Exercise objective:
Restate the data exactly, with nothing altered.

Input for this task:
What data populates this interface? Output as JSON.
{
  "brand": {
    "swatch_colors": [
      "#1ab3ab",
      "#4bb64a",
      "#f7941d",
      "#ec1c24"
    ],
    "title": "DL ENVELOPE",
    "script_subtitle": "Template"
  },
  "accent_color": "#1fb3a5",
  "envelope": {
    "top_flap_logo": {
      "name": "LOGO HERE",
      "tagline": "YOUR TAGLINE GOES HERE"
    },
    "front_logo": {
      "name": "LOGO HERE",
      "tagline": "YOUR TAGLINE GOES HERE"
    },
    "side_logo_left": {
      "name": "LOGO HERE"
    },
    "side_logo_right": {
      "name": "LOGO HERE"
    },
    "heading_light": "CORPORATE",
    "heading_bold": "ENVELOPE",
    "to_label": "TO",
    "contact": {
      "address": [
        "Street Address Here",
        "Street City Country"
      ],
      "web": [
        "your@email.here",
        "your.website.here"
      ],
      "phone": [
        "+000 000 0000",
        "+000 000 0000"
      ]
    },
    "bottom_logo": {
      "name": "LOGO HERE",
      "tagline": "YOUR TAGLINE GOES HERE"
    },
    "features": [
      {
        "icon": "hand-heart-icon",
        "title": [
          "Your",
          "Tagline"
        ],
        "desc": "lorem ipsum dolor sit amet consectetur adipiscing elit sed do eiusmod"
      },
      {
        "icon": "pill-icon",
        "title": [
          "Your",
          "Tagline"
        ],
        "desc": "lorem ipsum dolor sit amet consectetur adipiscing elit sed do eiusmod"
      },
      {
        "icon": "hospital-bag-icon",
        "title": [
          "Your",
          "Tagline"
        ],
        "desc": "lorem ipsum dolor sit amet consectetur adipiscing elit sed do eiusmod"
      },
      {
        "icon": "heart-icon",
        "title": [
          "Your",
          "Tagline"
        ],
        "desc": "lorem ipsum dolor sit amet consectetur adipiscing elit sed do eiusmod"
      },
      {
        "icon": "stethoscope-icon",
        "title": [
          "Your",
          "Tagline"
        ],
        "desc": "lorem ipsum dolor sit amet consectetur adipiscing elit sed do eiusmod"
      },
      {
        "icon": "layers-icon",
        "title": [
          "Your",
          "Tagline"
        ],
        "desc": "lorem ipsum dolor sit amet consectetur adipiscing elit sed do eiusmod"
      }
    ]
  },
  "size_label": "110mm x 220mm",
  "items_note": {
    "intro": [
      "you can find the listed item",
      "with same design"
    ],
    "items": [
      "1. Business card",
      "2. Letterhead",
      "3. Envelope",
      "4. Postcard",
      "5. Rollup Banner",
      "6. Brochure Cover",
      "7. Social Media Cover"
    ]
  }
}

Solution to this problem:
What data populates this interface? Output as JSON.
{
  "brand": {
    "swatch_colors": [
      "#1ab3ab",
      "#4bb64a",
      "#f7941d",
      "#ec1c24"
    ],
    "title": "DL ENVELOPE",
    "script_subtitle": "Template"
  },
  "accent_color": "#1fb3a5",
  "envelope": {
    "top_flap_logo": {
      "name": "LOGO HERE",
      "tagline": "YOUR TAGLINE GOES HERE"
    },
    "front_logo": {
      "name": "LOGO HERE",
      "tagline": "YOUR TAGLINE GOES HERE"
    },
    "side_logo_left": {
      "name": "LOGO HERE"
    },
    "side_logo_right": {
      "name": "LOGO HERE"
    },
    "heading_light": "CORPORATE",
    "heading_bold": "ENVELOPE",
    "to_label": "TO",
    "contact": {
      "address": [
        "Street Address Here",
        "Street City Country"
      ],
      "web": [
        "your@email.here",
        "your.website.here"
      ],
      "phone": [
        "+000 000 0000",
        "+000 000 0000"
      ]
    },
    "bottom_logo": {
      "name": "LOGO HERE",
      "tagline": "YOUR TAGLINE GOES HERE"
    },
    "features": [
      {
        "icon": "hand-heart-icon",
        "title": [
          "Your",
          "Tagline"
        ],
        "desc": "lorem ipsum dolor sit amet consectetur adipiscing elit sed do eiusmod"
      },
      {
        "icon": "pill-icon",
        "title": [
          "Your",
          "Tagline"
        ],
        "desc": "lorem ipsum dolor sit amet consectetur adipiscing elit sed do eiusmod"
      },
      {
        "icon": "hospital-bag-icon",
        "title": [
          "Your",
          "Tagline"
        ],
        "desc": "lorem ipsum dolor sit amet consectetur adipiscing elit sed do eiusmod"
      },
      {
        "icon": "heart-icon",
        "title": [
          "Your",
          "Tagline"
        ],
        "desc": "lorem ipsum dolor sit amet consectetur adipiscing elit sed do eiusmod"
      },
      {
        "icon": "stethoscope-icon",
        "title": [
          "Your",
          "Tagline"
        ],
        "desc": "lorem ipsum dolor sit amet consectetur adipiscing elit sed do eiusmod"
      },
      {
        "icon": "layers-icon",
        "title": [
          "Your",
          "Tagline"
        ],
        "desc": "lorem ipsum dolor sit amet consectetur adipiscing elit sed do eiusmod"
      }
    ]
  },
  "size_label": "110mm x 220mm",
  "items_note": {
    "intro": [
      "you can find the listed item",
      "with same design"
    ],
    "items": [
      "1. Business card",
      "2. Letterhead",
      "3. Envelope",
      "4. Postcard",
      "5. Rollup Banner",
      "6. Brochure Cover",
      "7. Social Media Cover"
    ]
  }
}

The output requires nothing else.